PROBLEM REQUIREMENTS: Answer with a number only, stating how many lines of the records hold the word "Call".

= = =

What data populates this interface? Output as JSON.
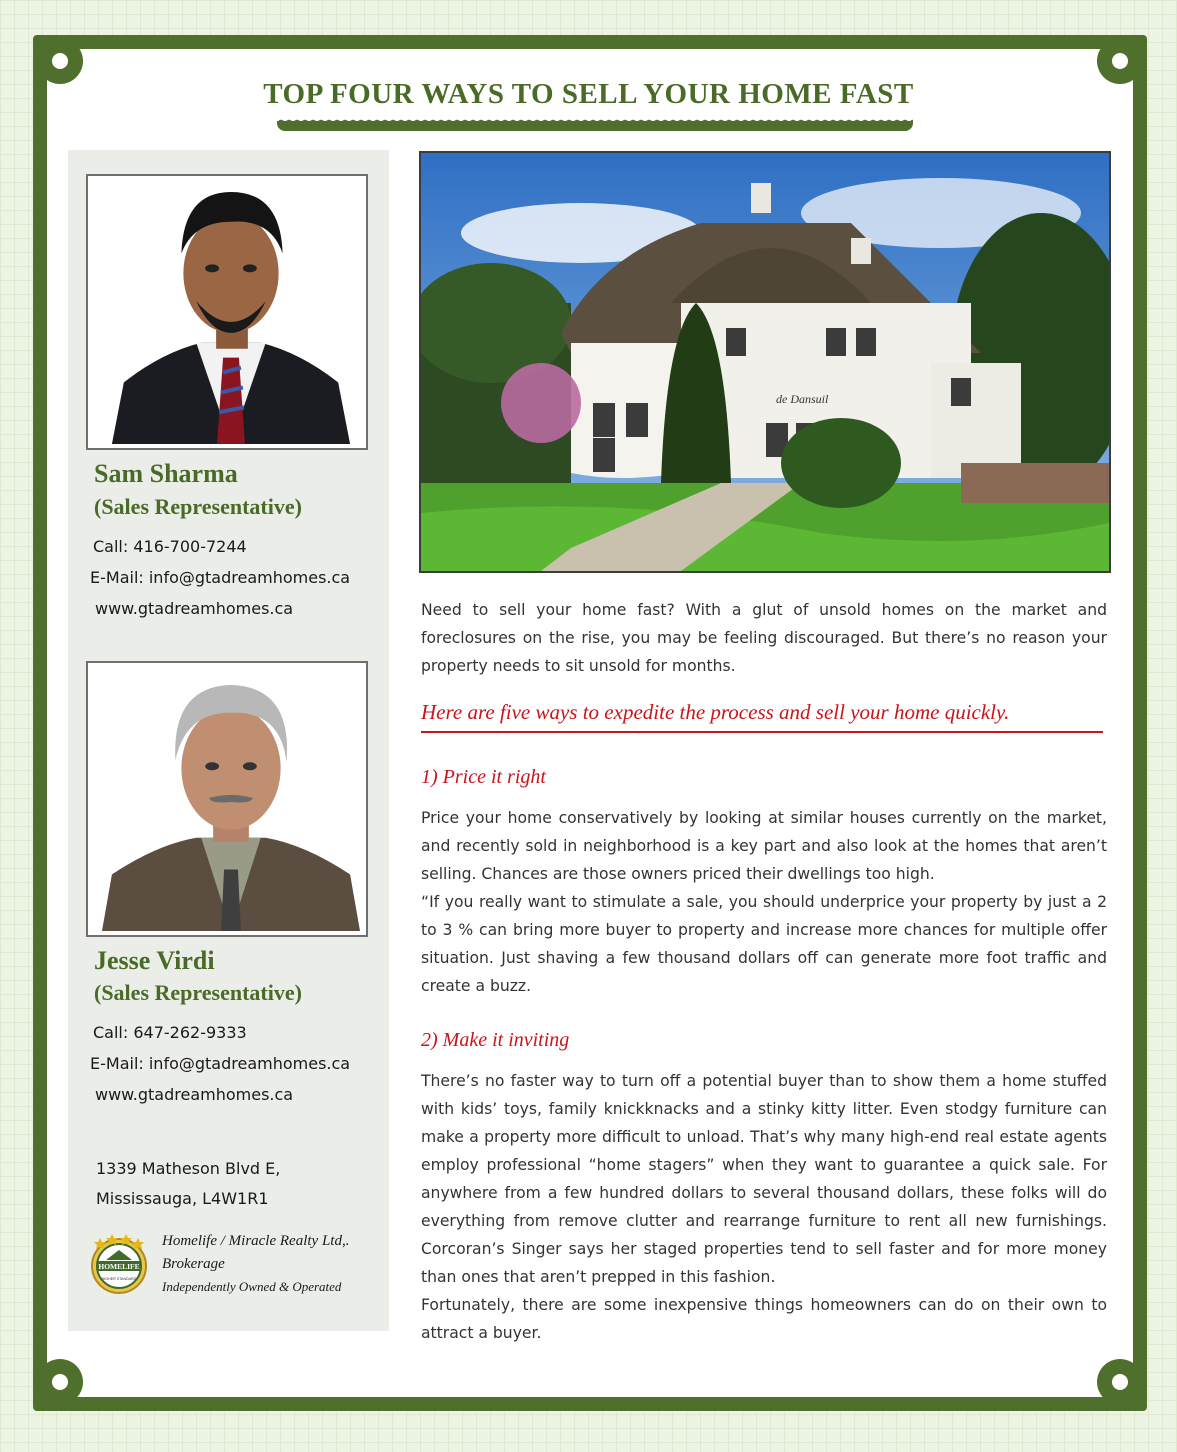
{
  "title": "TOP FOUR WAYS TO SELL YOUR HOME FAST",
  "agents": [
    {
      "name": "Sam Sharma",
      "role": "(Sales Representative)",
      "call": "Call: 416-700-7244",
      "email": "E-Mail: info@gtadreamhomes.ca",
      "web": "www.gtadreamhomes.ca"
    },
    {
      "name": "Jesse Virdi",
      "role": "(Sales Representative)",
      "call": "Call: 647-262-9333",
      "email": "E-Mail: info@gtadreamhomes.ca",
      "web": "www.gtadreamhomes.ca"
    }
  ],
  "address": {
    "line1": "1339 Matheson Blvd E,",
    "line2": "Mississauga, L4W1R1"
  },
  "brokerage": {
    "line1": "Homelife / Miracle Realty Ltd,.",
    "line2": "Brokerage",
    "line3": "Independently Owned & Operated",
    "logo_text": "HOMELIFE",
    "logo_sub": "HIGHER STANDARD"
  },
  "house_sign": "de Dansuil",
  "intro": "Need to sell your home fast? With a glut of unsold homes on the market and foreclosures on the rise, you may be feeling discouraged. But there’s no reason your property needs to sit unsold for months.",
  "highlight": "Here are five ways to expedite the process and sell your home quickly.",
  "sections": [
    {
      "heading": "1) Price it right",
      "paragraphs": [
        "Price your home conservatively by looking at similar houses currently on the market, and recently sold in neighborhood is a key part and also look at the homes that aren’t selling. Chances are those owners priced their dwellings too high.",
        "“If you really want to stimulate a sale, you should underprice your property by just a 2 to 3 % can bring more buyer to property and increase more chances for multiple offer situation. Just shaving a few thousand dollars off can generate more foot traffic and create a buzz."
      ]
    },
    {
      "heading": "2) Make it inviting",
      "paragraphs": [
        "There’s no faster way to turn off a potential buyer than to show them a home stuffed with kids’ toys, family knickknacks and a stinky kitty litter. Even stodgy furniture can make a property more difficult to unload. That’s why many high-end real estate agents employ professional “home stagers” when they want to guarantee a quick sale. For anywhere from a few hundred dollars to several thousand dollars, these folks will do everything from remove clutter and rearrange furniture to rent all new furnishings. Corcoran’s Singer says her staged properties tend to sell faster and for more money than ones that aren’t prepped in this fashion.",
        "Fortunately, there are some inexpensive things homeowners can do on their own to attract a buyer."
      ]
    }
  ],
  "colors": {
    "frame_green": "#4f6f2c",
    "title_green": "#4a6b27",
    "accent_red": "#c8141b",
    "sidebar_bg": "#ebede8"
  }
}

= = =

EXPECTED OUTPUT: 2